  • Is the paroxysmal event epileptic in nature?
  • Is it epilepsy?
  • What seizure types are occurring?
  • What is the epilepsy syndrome?
  • What is the etiology?
  • What are the social and educational effects on the child?


What is the role of the EEG? 

  • An interictal EEG has limited value in deciding when the individual has epilepsy
  • Useful in identifying seizure types, seizure syndrome and etiology


Dx procedure for epilepsy?

  • History
  • Video recording of event
  • ECG in convulsive seizures
  • Interictal/ ictal EEG
  • MRI Brain: to determine etiology eg. Brain malformations/ brain damage
  • Genetics: idiopathic epilepsies are mostly familial; also single gene disorders eg. Tuberous sclerosis
  • Metabolic tests: esp if associated with developmental delay/ regression


When do we start Mx for epilepsy? 

  • Only be considered if diagnosis is clear even if this means delaying treatment
  • Role of drugs is to control seizures not stop epilepsy 


What is Rx for epilepsy

  • Sodium Valproate: first line for generalised epilepsies (not in girls- recent MHRA advice)
  • Carbamazepine: first line for focal epilepsies


When would we suspect NM disorder? 

  • Baby ‘floppy’ from birth
  • Slips from hands
  • Paucity of limb movements
  • Alert, but less motor activity
  • Delayed motor milestones
  • Able to walk but frequent falls


Anatomical approach:

If affecting muscle: DDx?

If affecting neuromuscular junction: DDx?

If affecting nerve: DDx?

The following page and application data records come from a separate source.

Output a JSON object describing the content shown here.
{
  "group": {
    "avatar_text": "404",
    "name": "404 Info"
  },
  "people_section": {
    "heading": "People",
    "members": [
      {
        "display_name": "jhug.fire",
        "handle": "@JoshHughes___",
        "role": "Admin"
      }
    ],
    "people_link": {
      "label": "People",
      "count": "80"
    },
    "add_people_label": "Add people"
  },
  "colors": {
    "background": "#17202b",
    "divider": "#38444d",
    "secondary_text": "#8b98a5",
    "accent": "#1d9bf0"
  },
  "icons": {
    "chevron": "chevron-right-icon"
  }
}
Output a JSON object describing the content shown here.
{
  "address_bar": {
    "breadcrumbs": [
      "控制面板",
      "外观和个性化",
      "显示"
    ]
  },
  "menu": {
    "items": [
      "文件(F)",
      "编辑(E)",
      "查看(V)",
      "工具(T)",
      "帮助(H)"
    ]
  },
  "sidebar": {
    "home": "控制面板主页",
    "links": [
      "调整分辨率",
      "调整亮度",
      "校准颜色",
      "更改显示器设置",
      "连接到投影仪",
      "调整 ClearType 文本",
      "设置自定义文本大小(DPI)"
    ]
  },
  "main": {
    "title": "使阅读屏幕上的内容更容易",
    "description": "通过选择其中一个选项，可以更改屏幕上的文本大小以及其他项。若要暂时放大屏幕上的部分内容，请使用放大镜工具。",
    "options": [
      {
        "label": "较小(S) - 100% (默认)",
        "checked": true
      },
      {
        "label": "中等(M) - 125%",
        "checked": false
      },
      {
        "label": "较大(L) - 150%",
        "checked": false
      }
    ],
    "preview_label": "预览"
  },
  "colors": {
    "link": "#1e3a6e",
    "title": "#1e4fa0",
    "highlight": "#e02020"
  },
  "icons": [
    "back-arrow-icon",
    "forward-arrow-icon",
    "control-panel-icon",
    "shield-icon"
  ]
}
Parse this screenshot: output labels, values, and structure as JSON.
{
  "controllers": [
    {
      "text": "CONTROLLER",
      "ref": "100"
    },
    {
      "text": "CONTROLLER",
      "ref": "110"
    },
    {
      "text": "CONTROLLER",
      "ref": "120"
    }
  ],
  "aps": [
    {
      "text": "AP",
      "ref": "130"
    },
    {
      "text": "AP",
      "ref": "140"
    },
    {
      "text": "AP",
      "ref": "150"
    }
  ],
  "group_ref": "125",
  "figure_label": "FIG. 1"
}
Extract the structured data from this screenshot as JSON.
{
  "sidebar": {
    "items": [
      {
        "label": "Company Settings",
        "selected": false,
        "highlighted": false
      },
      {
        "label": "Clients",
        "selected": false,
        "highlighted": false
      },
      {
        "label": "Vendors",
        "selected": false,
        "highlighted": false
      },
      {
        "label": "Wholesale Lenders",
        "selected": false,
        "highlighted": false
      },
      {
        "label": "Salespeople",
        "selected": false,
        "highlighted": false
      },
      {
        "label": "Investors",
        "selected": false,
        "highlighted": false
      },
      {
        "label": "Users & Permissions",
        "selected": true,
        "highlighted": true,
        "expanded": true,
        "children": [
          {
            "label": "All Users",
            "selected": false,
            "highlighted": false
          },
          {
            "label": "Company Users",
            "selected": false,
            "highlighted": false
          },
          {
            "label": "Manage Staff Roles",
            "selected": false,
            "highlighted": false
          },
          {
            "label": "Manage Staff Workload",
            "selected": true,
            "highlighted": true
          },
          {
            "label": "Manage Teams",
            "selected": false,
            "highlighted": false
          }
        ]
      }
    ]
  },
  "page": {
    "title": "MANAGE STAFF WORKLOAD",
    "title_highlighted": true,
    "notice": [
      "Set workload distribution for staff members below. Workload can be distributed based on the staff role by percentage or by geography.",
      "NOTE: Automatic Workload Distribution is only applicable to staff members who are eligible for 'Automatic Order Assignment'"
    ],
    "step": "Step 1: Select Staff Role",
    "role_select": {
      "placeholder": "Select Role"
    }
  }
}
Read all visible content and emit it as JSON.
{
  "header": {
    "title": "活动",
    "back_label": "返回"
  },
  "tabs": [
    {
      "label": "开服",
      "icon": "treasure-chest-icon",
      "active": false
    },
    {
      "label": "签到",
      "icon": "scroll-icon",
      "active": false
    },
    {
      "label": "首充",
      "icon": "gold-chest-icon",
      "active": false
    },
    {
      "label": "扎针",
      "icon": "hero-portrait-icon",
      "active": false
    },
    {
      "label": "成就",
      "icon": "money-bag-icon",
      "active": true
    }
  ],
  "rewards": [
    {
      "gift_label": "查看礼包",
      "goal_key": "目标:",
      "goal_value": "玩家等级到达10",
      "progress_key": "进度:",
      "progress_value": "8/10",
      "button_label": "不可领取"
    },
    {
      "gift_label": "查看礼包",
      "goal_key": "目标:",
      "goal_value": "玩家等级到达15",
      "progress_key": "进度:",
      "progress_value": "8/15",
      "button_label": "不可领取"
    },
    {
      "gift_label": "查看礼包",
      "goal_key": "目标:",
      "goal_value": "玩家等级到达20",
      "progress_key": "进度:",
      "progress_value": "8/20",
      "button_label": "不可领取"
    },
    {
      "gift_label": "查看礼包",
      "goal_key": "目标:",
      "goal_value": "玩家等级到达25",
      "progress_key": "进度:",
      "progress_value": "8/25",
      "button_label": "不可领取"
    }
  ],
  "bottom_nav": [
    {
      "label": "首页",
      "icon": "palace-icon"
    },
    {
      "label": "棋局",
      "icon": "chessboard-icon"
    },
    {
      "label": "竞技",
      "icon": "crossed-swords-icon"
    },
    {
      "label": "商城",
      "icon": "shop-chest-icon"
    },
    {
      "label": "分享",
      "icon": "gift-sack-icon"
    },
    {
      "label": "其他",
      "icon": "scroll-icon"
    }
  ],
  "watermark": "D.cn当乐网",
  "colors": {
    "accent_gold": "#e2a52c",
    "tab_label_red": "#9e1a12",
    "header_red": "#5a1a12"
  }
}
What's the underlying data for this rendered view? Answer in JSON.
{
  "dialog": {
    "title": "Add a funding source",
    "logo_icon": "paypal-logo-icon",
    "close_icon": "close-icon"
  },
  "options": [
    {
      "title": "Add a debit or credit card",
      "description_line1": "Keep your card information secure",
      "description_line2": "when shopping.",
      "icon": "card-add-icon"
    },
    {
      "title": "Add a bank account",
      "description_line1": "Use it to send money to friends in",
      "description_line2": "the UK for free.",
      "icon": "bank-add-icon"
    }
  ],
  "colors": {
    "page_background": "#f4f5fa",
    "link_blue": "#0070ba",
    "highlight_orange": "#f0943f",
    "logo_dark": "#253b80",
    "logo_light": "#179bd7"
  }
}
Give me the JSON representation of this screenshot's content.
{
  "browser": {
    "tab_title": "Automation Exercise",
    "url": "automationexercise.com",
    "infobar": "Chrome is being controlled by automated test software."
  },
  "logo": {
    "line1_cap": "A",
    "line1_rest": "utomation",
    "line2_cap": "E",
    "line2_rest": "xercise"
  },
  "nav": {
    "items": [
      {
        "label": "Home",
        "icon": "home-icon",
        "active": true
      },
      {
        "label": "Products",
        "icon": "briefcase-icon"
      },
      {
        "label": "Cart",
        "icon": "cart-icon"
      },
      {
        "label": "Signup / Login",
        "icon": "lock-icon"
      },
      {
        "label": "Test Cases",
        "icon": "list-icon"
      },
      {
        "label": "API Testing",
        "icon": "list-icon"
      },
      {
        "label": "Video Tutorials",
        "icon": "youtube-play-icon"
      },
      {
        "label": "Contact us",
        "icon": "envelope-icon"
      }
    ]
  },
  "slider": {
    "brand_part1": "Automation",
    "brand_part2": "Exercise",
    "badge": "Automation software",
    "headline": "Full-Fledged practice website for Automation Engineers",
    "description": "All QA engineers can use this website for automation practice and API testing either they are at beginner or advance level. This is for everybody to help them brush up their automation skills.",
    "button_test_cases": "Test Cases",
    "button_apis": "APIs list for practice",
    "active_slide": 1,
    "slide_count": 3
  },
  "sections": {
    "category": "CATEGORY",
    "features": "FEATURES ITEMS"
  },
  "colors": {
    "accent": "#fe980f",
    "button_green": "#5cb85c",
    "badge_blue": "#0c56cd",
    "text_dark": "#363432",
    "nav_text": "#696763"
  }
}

If affecting anterior horn cells: DDx? 

  • Muscle: muscular dystrophies, myopathies- congenital and inflammatory, myotonic syndromes
  • Neuromuscular junction: myasthenic syndromes
  • Nerve: Hereditary or acquired neuropathies
  • Anterior Horn Cell: Spinal muscular atrophy


What is Duchenne muscular dystrophy?

  • Xp21, dystrophin gene, 1/3500 male infants
  • Delayed gross motor skills
  • Symmetrical proximal weakness
    •  Waddling gait, calf hypertrophy
    •  Gower’s sign positive
  • Elevated Creatinine Kinase levels
    •  >1000 in DMD
  • Cardiomyopathy
  • Respiratory involvement in teens